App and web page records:
☆ ☆ ☆ ☆ ☆
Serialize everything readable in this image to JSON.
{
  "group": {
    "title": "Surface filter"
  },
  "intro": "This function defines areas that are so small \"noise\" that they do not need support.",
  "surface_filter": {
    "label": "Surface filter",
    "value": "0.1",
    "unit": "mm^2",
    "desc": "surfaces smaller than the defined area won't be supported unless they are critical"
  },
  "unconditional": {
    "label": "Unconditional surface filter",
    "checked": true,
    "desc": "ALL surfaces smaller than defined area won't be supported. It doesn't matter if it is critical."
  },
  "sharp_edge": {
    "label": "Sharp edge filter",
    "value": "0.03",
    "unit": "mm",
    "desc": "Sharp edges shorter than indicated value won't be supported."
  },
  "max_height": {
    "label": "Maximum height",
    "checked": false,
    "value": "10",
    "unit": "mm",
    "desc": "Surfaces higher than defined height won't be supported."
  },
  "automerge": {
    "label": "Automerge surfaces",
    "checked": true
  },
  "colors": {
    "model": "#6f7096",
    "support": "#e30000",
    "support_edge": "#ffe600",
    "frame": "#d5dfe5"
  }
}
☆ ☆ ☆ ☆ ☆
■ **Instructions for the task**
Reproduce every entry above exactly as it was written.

■ **Finished task**
Serialize everything readable in this image to JSON.
{
  "group": {
    "title": "Surface filter"
  },
  "intro": "This function defines areas that are so small \"noise\" that they do not need support.",
  "surface_filter": {
    "label": "Surface filter",
    "value": "0.1",
    "unit": "mm^2",
    "desc": "surfaces smaller than the defined area won't be supported unless they are critical"
  },
  "unconditional": {
    "label": "Unconditional surface filter",
    "checked": true,
    "desc": "ALL surfaces smaller than defined area won't be supported. It doesn't matter if it is critical."
  },
  "sharp_edge": {
    "label": "Sharp edge filter",
    "value": "0.03",
    "unit": "mm",
    "desc": "Sharp edges shorter than indicated value won't be supported."
  },
  "max_height": {
    "label": "Maximum height",
    "checked": false,
    "value": "10",
    "unit": "mm",
    "desc": "Surfaces higher than defined height won't be supported."
  },
  "automerge": {
    "label": "Automerge surfaces",
    "checked": true
  },
  "colors": {
    "model": "#6f7096",
    "support": "#e30000",
    "support_edge": "#ffe600",
    "frame": "#d5dfe5"
  }
}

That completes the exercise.